Excerpts from an interface dataset
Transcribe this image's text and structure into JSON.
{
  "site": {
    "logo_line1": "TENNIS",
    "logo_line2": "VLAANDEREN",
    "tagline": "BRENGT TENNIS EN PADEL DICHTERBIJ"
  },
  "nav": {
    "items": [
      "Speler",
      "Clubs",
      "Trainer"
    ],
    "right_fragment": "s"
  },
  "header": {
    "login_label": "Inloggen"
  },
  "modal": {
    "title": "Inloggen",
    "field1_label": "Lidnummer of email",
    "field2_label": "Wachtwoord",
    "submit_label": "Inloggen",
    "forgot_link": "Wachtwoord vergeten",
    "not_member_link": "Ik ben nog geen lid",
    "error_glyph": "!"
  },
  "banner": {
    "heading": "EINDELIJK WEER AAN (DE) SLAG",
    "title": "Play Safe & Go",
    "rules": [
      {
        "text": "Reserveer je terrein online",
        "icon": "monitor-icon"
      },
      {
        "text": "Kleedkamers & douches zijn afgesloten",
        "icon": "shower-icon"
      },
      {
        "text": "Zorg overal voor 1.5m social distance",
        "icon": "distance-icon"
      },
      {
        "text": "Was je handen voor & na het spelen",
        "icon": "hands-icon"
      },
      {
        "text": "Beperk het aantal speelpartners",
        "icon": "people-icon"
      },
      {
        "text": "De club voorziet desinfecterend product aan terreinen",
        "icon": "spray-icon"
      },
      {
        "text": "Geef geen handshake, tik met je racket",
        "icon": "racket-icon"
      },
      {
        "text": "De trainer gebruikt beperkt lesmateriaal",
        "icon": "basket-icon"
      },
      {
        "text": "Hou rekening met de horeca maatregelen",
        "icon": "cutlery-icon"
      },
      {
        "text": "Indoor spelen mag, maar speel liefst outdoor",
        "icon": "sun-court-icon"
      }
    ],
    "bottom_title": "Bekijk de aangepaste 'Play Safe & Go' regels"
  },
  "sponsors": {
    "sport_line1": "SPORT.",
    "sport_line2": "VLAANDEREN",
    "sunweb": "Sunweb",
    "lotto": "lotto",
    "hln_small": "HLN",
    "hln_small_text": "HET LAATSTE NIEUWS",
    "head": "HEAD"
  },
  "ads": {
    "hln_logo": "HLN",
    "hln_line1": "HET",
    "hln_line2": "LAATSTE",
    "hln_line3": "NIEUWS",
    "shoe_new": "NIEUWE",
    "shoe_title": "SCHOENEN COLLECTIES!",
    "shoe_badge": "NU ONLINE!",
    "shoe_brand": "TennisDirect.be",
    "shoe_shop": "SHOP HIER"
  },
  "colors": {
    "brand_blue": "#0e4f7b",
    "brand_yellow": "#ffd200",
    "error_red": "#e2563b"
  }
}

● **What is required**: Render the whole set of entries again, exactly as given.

● **Task solution**:
Transcribe this image's text and structure into JSON.
{
  "site": {
    "logo_line1": "TENNIS",
    "logo_line2": "VLAANDEREN",
    "tagline": "BRENGT TENNIS EN PADEL DICHTERBIJ"
  },
  "nav": {
    "items": [
      "Speler",
      "Clubs",
      "Trainer"
    ],
    "right_fragment": "s"
  },
  "header": {
    "login_label": "Inloggen"
  },
  "modal": {
    "title": "Inloggen",
    "field1_label": "Lidnummer of email",
    "field2_label": "Wachtwoord",
    "submit_label": "Inloggen",
    "forgot_link": "Wachtwoord vergeten",
    "not_member_link": "Ik ben nog geen lid",
    "error_glyph": "!"
  },
  "banner": {
    "heading": "EINDELIJK WEER AAN (DE) SLAG",
    "title": "Play Safe & Go",
    "rules": [
      {
        "text": "Reserveer je terrein online",
        "icon": "monitor-icon"
      },
      {
        "text": "Kleedkamers & douches zijn afgesloten",
        "icon": "shower-icon"
      },
      {
        "text": "Zorg overal voor 1.5m social distance",
        "icon": "distance-icon"
      },
      {
        "text": "Was je handen voor & na het spelen",
        "icon": "hands-icon"
      },
      {
        "text": "Beperk het aantal speelpartners",
        "icon": "people-icon"
      },
      {
        "text": "De club voorziet desinfecterend product aan terreinen",
        "icon": "spray-icon"
      },
      {
        "text": "Geef geen handshake, tik met je racket",
        "icon": "racket-icon"
      },
      {
        "text": "De trainer gebruikt beperkt lesmateriaal",
        "icon": "basket-icon"
      },
      {
        "text": "Hou rekening met de horeca maatregelen",
        "icon": "cutlery-icon"
      },
      {
        "text": "Indoor spelen mag, maar speel liefst outdoor",
        "icon": "sun-court-icon"
      }
    ],
    "bottom_title": "Bekijk de aangepaste 'Play Safe & Go' regels"
  },
  "sponsors": {
    "sport_line1": "SPORT.",
    "sport_line2": "VLAANDEREN",
    "sunweb": "Sunweb",
    "lotto": "lotto",
    "hln_small": "HLN",
    "hln_small_text": "HET LAATSTE NIEUWS",
    "head": "HEAD"
  },
  "ads": {
    "hln_logo": "HLN",
    "hln_line1": "HET",
    "hln_line2": "LAATSTE",
    "hln_line3": "NIEUWS",
    "shoe_new": "NIEUWE",
    "shoe_title": "SCHOENEN COLLECTIES!",
    "shoe_badge": "NU ONLINE!",
    "shoe_brand": "TennisDirect.be",
    "shoe_shop": "SHOP HIER"
  },
  "colors": {
    "brand_blue": "#0e4f7b",
    "brand_yellow": "#ffd200",
    "error_red": "#e2563b"
  }
}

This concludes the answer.